Discoveries in the last decade remarkably changed our perception of gene expression and development, pinpointing RNA molecules as main cellular regulators. In fact, RNA diversity lies at the base of biological complexity through several processes, from alternative splicing to non-coding transcripts. In this scenario Adenosine to Inosine (A-to-I) RNA editing emerges as another layer of transcriptome diversification and regulation of gene expression. But many questions about RNA editing remain to be answered, among them the physiological significance of recoding, the identification of regulatory factors and the involvement in diseases. A-to-I editing has been demonstrated to be severely deregulated in cancer. However, its direct role in cancer has only been considered marginally and was investigated globally.
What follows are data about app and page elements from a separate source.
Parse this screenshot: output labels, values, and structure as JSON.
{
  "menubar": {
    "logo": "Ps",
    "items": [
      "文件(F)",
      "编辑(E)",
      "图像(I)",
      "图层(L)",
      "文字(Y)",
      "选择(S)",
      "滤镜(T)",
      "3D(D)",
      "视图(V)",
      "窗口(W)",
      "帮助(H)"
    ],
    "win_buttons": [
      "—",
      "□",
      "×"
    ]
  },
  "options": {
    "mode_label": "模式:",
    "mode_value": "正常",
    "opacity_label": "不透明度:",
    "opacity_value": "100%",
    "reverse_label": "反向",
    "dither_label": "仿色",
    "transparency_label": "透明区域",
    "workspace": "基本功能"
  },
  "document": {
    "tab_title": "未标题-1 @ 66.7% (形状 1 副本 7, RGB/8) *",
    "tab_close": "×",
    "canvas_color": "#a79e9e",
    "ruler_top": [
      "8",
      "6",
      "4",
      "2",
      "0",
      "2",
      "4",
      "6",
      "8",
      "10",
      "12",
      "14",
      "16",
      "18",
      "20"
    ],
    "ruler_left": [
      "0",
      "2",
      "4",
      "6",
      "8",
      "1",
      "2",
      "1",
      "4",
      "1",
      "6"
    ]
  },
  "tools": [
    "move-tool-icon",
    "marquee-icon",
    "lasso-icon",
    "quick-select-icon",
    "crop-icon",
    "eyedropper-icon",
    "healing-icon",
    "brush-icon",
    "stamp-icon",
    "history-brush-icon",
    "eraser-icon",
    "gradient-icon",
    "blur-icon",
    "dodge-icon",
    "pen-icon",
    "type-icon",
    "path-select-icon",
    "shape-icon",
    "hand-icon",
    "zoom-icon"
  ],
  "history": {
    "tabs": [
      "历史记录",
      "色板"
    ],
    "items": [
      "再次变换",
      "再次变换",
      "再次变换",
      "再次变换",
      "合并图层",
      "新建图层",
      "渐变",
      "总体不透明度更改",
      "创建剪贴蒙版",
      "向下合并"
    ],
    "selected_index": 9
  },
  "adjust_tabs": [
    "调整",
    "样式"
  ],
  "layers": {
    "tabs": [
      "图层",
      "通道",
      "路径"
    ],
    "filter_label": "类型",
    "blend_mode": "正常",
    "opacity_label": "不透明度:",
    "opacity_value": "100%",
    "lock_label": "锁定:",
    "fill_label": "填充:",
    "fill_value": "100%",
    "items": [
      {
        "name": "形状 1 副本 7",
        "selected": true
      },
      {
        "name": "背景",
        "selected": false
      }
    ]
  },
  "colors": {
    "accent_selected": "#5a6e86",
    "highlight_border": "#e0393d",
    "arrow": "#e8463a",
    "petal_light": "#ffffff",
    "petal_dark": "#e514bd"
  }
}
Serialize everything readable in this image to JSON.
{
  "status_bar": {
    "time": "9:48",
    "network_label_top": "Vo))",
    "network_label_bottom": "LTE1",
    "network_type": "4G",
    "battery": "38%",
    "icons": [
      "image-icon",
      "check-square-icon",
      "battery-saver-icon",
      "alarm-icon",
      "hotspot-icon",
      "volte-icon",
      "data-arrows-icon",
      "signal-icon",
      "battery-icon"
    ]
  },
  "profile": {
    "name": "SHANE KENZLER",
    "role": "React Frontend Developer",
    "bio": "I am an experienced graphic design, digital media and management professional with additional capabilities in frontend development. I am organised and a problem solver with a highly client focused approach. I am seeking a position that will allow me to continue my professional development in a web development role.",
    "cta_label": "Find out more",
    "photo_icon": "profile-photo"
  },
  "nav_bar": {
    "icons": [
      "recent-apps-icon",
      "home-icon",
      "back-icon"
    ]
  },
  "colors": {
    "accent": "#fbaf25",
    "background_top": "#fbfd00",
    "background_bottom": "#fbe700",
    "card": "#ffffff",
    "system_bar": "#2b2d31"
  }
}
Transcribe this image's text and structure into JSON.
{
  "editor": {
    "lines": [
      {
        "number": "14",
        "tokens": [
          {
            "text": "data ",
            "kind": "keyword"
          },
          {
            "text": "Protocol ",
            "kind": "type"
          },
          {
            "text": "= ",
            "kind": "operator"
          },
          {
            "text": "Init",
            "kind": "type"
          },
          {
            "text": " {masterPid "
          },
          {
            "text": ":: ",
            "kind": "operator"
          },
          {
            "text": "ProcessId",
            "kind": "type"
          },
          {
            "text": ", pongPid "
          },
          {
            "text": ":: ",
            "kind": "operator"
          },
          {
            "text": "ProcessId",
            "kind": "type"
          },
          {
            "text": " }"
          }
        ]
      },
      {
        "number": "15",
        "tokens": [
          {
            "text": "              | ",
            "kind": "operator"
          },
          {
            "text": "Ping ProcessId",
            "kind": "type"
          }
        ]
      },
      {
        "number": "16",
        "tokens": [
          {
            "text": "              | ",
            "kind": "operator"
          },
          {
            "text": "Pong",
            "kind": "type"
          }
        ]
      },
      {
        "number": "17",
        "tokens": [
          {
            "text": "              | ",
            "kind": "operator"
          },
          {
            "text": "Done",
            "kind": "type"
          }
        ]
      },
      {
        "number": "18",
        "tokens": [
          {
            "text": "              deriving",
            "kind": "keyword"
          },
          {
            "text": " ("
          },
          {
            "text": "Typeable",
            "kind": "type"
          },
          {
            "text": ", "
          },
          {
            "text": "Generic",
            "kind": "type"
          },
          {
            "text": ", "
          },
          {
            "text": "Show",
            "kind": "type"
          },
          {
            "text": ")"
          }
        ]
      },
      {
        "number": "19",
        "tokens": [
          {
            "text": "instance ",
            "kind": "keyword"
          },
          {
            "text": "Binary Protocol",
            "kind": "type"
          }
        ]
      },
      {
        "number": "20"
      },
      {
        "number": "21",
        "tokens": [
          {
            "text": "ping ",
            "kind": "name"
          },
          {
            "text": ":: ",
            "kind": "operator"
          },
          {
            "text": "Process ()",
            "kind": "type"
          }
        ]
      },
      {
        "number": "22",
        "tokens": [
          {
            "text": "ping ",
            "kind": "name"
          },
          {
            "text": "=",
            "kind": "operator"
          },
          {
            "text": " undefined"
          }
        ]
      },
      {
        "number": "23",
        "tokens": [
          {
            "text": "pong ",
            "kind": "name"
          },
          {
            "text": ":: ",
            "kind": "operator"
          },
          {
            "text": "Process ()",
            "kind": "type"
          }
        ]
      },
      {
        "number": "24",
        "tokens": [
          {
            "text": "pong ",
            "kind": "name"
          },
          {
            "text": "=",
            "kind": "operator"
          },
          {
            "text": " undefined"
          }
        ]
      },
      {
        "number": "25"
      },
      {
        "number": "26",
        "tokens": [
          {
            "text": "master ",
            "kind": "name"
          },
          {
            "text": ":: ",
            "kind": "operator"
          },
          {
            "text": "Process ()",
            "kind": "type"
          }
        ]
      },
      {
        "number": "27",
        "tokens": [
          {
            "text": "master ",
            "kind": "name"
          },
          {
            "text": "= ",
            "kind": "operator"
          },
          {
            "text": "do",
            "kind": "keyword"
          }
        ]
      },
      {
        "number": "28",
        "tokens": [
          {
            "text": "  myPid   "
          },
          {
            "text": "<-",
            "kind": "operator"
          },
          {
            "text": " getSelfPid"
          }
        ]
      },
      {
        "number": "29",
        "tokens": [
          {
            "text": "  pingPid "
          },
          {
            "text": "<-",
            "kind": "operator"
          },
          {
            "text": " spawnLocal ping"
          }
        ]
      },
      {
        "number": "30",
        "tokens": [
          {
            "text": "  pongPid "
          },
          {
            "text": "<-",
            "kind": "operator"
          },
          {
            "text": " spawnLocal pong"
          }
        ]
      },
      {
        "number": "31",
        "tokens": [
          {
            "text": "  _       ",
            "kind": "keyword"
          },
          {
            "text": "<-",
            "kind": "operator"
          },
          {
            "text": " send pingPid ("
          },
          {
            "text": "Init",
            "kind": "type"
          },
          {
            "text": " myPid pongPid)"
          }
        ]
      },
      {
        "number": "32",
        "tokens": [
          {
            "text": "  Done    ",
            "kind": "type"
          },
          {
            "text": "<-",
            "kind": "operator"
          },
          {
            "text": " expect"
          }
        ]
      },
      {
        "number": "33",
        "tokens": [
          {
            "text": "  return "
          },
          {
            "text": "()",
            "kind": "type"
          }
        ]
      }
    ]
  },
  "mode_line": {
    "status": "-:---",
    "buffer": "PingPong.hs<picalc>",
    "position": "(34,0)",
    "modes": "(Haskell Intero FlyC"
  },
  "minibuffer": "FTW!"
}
Filamins A and B (FLNA and FLNB) are actin-crosslinking proteins that are important for many cellular processes, including cytoskeletal reorganization, adhesion, migration and intracellular trafficking. The mRNAs encoding FLNA and FLNB undergo A-to-I RNA editing, leading to a highly conserved Q to R amino acid exchange at the identical position in either protein. Recently, FLNA role has come under scrutiny for its involvement in cancer development and progression, and for its overexpression in multiple types of cancer (prostate, breast, lung, hemangiomas, colon, melanoma, and neuroblastoma). Interestingly, deregulation of Filamin A expression in cancer shows different outcomes. Originally revealed as a cancer-promoting protein involved in invasion and metastasis, recent studies show that FLNA can also prevent tumor formation or progression. Due to its involvement in cell migration and its effect on tumors, FLNA is very likely a valuable cancer prognostic marker and potential therapeutic target.
With her INDICAR project Laura focus on the effect of transcript-specific editing on cancer. The analysis of Filamin RNA editing impact on cell migration, cancer initiation, proliferation and progression to malignancy has the final goal to explain FLNA dual role in cancer. This will be achieved thanks to the first mouse model in which only the Filamin A editing has been deleted (generated by Prof. Michael Jantsch group).